No, it's not possible, because of the generalized Reeb Stability Theorem,
*A generalization of the Reeb Stability Theorem*, William P. Thurston, Topology, V13,
pp 347--352, 1974. The theorem basically says that for any group of $C^1$-smooth diffeomorphisms
of a manifold that has a fixed point where every element has first derivative trivial,
the group action near that point has a generalized nilpotent structure --- the
intersection of the lower central series is trivial, for some ordinal $\alpha$.
(My original interest was for understanding holonomy around leaves of foliations.)

This generalized nilpotence phenomenon is fairly obvious for anything detected by the
Taylor expansion at a point: if you look at the Taylor series for a vector field,
commutators of vector fields with trivial $0$th and first term vanish to an even higher
order. The main point is to understanding diffeomorphisms (or vector fields) that
either have
$C^\infity$ contact to the identity, or are not smooth enough to analyze with a Taylor
series. This phenomenon is also related to the phenomenon analyzed by Margulis and others,
that discrete groups of Lie groups generated by "small" elements are nilpotent.

For a Lie group, this result implies that any action near a fixed point where it has
$C^1$ contact to the identity factors through a nilpotent Lie group. For
a Lie group with a compactly supported action, apply this to a point on the frontier of any orbit,
to conclude that the orbit factors through the action of a nilpotent quotient (in particular

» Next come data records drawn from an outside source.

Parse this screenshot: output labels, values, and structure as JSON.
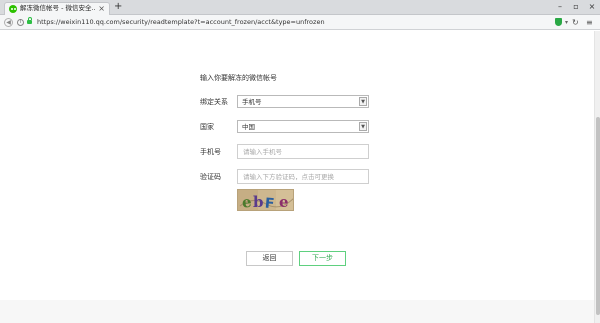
{
  "browser": {
    "tab_title": "解冻微信帐号 - 微信安全...",
    "tab_close": "×",
    "new_tab": "+",
    "window_controls": {
      "minimize": "–",
      "maximize": "▫",
      "close": "×"
    },
    "url": "https://weixin110.qq.com/security/readtemplate?t=account_frozen/acct&type=unfrozen",
    "icons": [
      "back-icon",
      "info-icon",
      "lock-icon",
      "shield-icon",
      "dropdown-icon",
      "reload-icon",
      "menu-icon"
    ]
  },
  "form": {
    "title": "输入你要解冻的微信帐号",
    "relation": {
      "label": "绑定关系",
      "value": "手机号"
    },
    "country": {
      "label": "国家",
      "value": "中国"
    },
    "phone": {
      "label": "手机号",
      "placeholder": "请输入手机号"
    },
    "captcha": {
      "label": "验证码",
      "placeholder": "请输入下方验证码，点击可更换",
      "image_text": "ebFe"
    }
  },
  "buttons": {
    "back": "返回",
    "next": "下一步"
  },
  "colors": {
    "accent_green": "#2fa84f",
    "tab_bar": "#d9dbde"
  }
}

the group modulo the smallest term in its lower central series). For the affine group, this
quotient is $\mathbb R$.